Authoritative sources posit, 'culture' involves at least three components: “what people think” (i.e. ideology- e.g. religion, ethnicity, etc.), “what they do” (behavior), and the “material products they produce” (work). Further, culture is taught/learned; each generation teaches the next generation its ideology, behavior and work skills.
In the first half of the 20th century, there was a distinct observable Italian America culture. What Italian Americans ‘thought’, ‘did’ and ‘produced’ clearly defined their culture, and differentiated it from other cultures. Two great sociological works were written describing and analyzing that culture: “Urban Villagers” & “Street Corner Society”. Essentially, that culture was the immigrant’s Italian culture modified by the American urban/industrial environment.
In the second half of the 20th century that culture passed. The second generation (children of immigrants) did not learn/teach the culture of their parents. They learned/taught the suburban American “melting pot” culture.

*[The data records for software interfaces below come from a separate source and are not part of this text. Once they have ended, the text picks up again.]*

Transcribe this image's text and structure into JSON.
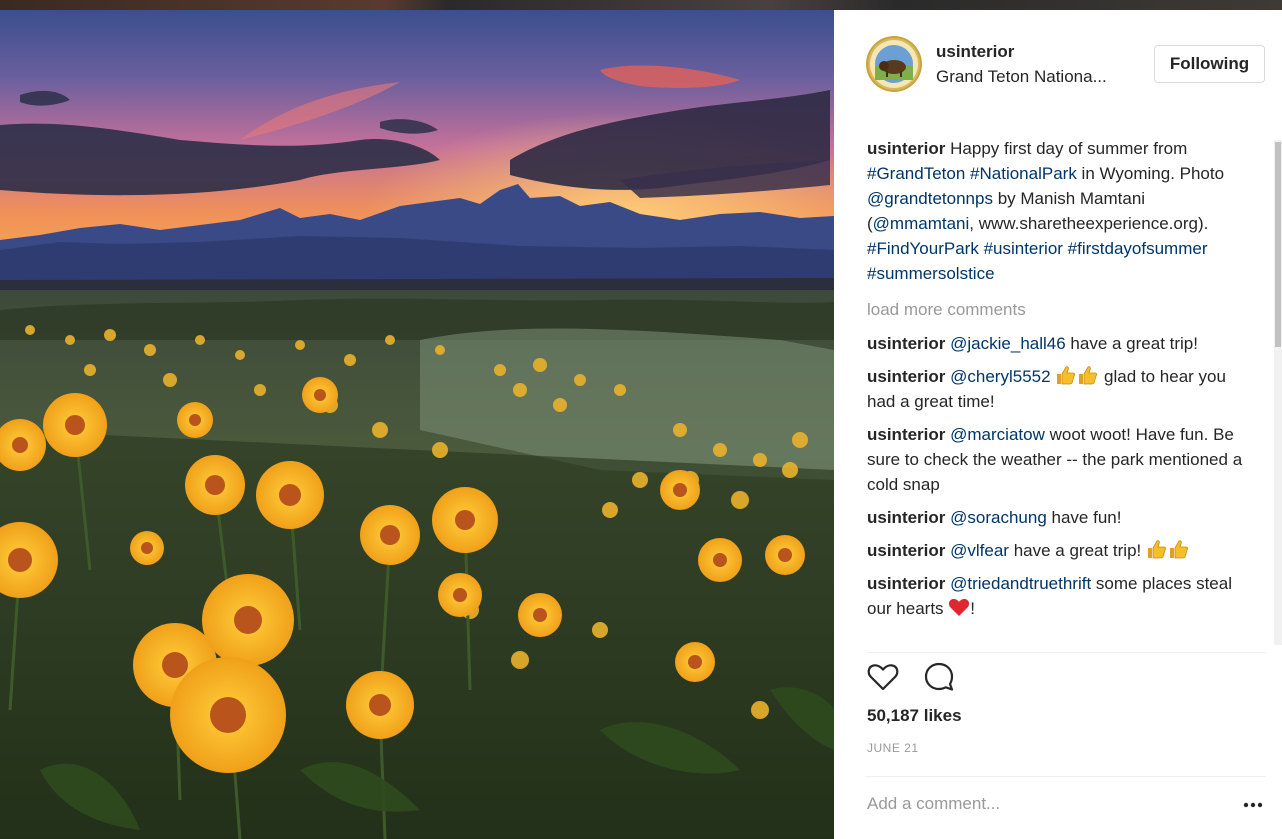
{
  "post": {
    "username": "usinterior",
    "location": "Grand Teton Nationa...",
    "follow_label": "Following"
  },
  "caption": {
    "username": "usinterior",
    "text_1": " Happy first day of summer from ",
    "tag_1": "#GrandTeton",
    "text_2": " ",
    "tag_2": "#NationalPark",
    "text_3": " in Wyoming. Photo ",
    "mention_1": "@grandtetonnps",
    "text_4": " by Manish Mamtani (",
    "mention_2": "@mmamtani",
    "text_5": ", www.sharetheexperience.org). ",
    "tag_3": "#FindYourPark",
    "text_6": " ",
    "tag_4": "#usinterior",
    "text_7": " ",
    "tag_5": "#firstdayofsummer",
    "text_8": " ",
    "tag_6": "#summersolstice"
  },
  "load_more": "load more comments",
  "comments": [
    {
      "user": "usinterior",
      "mention": "@jackie_hall46",
      "text": " have a great trip!"
    },
    {
      "user": "usinterior",
      "mention": "@cheryl5552",
      "text": " glad to hear you had a great time!",
      "emoji": "thumbs-up x2"
    },
    {
      "user": "usinterior",
      "mention": "@marciatow",
      "text": " woot woot! Have fun. Be sure to check the weather -- the park mentioned a cold snap"
    },
    {
      "user": "usinterior",
      "mention": "@sorachung",
      "text": " have fun!"
    },
    {
      "user": "usinterior",
      "mention": "@vlfear",
      "text": " have a great trip! ",
      "emoji": "thumbs-up x2"
    },
    {
      "user": "usinterior",
      "mention": "@triedandtruethrift",
      "text": " some places steal our hearts ",
      "emoji": "red-heart",
      "suffix": "!"
    }
  ],
  "likes": "50,187 likes",
  "date": "JUNE 21",
  "add_comment_placeholder": "Add a comment...",
  "icons": {
    "like": "heart-outline-icon",
    "comment": "speech-bubble-icon",
    "more": "ellipsis-icon",
    "avatar": "us-interior-seal-bison"
  },
  "colors": {
    "text": "#262626",
    "link": "#003569",
    "muted": "#999999",
    "border": "#dbdbdb"
  }
}
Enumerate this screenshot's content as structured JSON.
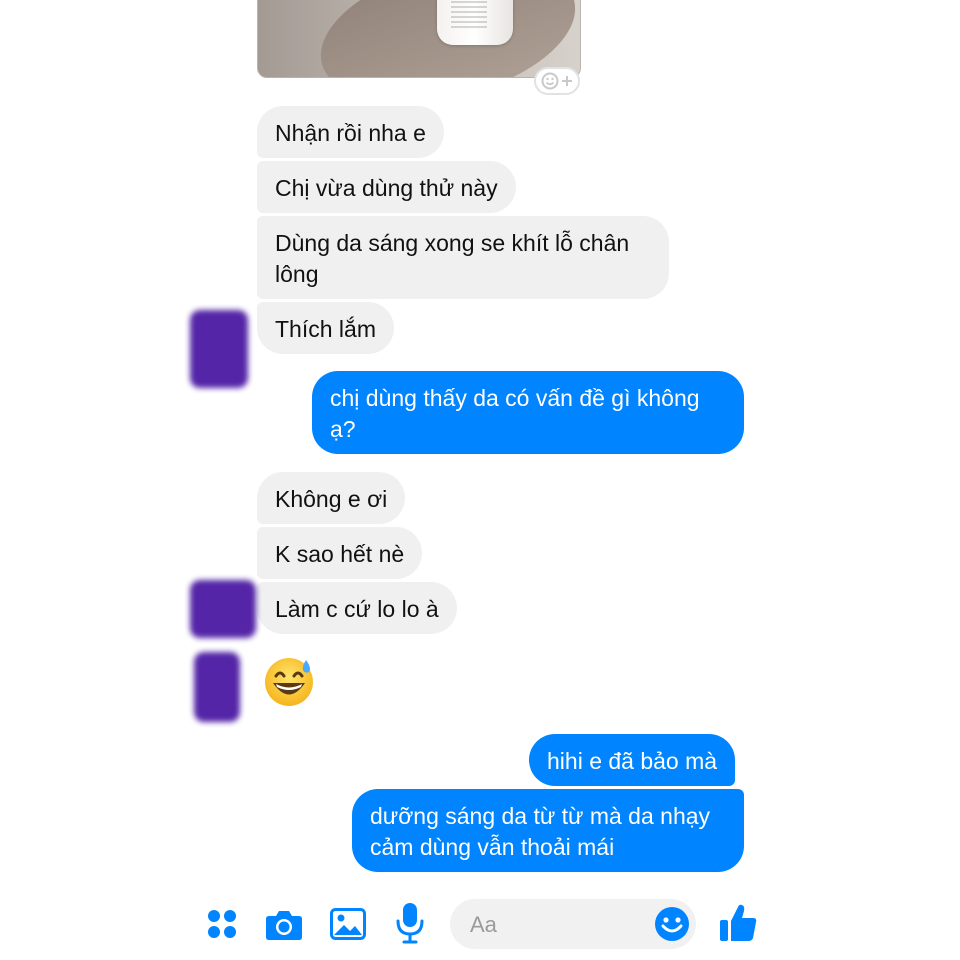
{
  "conversation": {
    "messages": [
      {
        "text": "Nhận rồi nha e"
      },
      {
        "text": "Chị vừa dùng thử này"
      },
      {
        "text": "Dùng da sáng xong se khít lỗ chân lông"
      },
      {
        "text": "Thích lắm"
      },
      {
        "text": "chị dùng thấy da có vấn đề gì không ạ?"
      },
      {
        "text": "Không e ơi"
      },
      {
        "text": "K sao hết nè"
      },
      {
        "text": "Làm c cứ lo lo à"
      },
      {
        "text": "hihi e đã bảo mà"
      },
      {
        "text": "dưỡng sáng da từ từ mà da nhạy cảm dùng vẫn thoải mái"
      }
    ],
    "emoji_icon": "grinning-face-with-sweat-icon",
    "attachment_icon": "photo-attachment"
  },
  "composer": {
    "placeholder": "Aa",
    "icons": [
      "more-apps-icon",
      "camera-icon",
      "image-icon",
      "microphone-icon",
      "emoji-icon",
      "thumbs-up-icon"
    ]
  },
  "colors": {
    "outgoing": "#0084ff",
    "incoming": "#f0f0f0",
    "accent": "#0084ff"
  }
}
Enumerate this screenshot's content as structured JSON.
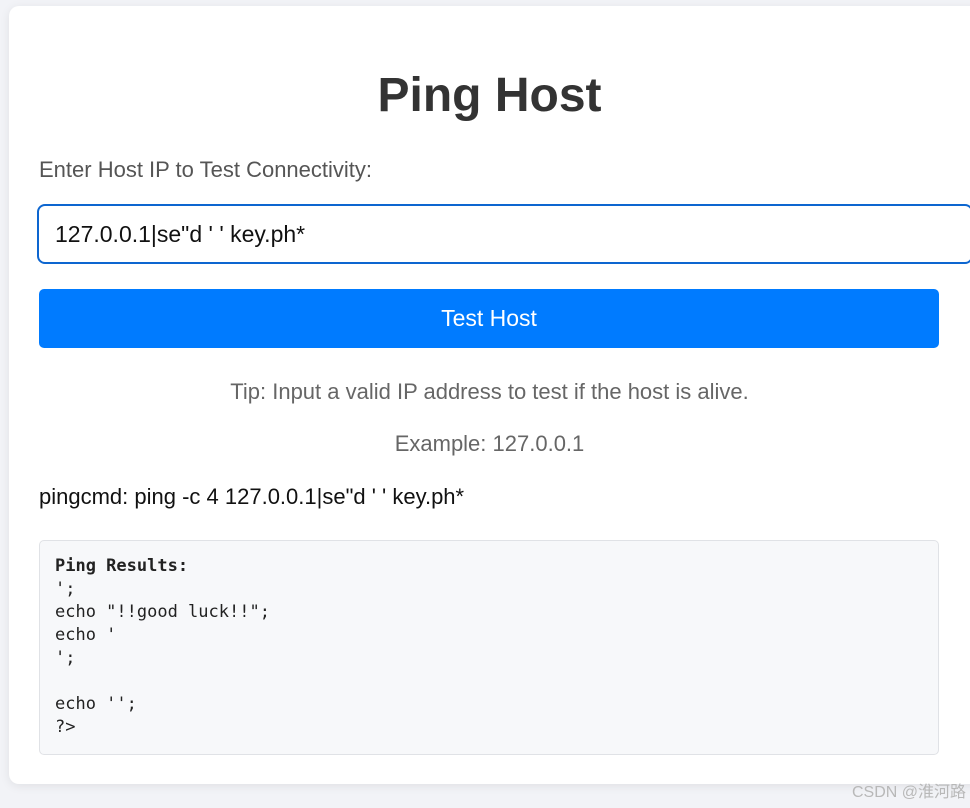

By the end of the 20th century, with the exception of nostalgic reminiscences, little if any observable measurable phenomena that could be called Italian American culture existed. There was little if anything being taught to children of Italian decent that constituted Italianita.
In social scientific terms, if one took a random sample of high school students descended from Italian immigrants, the ‘ideology’, ‘behavior’ and ‘work’ they are taught would not differentiate them from other Euro-Americans. Accordingly, the questions that can reasonably be asked: Who are Italian Americans? What are their distinguishing characteristics? Who and what are Italian American scholars and commentators talking about; beyond critiques of fiction and film about Little Italy days?
Today in America, there are manifestations of what may be called PhiloItalianoism; i.e. the love of Italian (not Italian American) culture such as food and tourist attractions (Greek, Roman and Renaissance). However, this PhiloItalianoism is essentially a pop-culture. Pop-culture is a mass culture, not identified with any specific group, and is essentially ephemeral (e.g. 1950’s TV westerns, rap music, etc).
Also, currently, there are traces of a Nuevo Italian American culture generated by post 1960’s Italian immigrants. However, it already shows signs of meltingpotism. Raised in heterogeneous suburbs and totally encompassing mass media; the children of these recent immigrants have ‘melted’ (as it were) even more quickly than the children of the original pre-WW I immigrants.
Finally, for the number crunchers, consider the pages of i-Italy itself. On Saturday (AM EDT) 4/19/08, 19 of 21 articles on the HOME page were either about Italian things or written in Italian (19/21*100 = 90%). One of three columns ‘above the (virtual) fold’ was devoted to AP Italian. In the MAGAZINE section, 20 of 23 articles were about Italian things or in the Italian language (20/23*100 = 87%).
In sum, to my mind, Italian American literati should concentrate on establishing that there is, in fact, such a thing as Italian American culture beyond reminiscence and nostalgia. If so, articulate its characteristics. Most importantly, how and by whom will it be taught to the next generation? Or, should we settle for PhiloItalianoism?
“Will you join me and other descendents of Sicily at Harry’s Bar in Venice, where we can celebrate out heritage dining on Carpaccio?”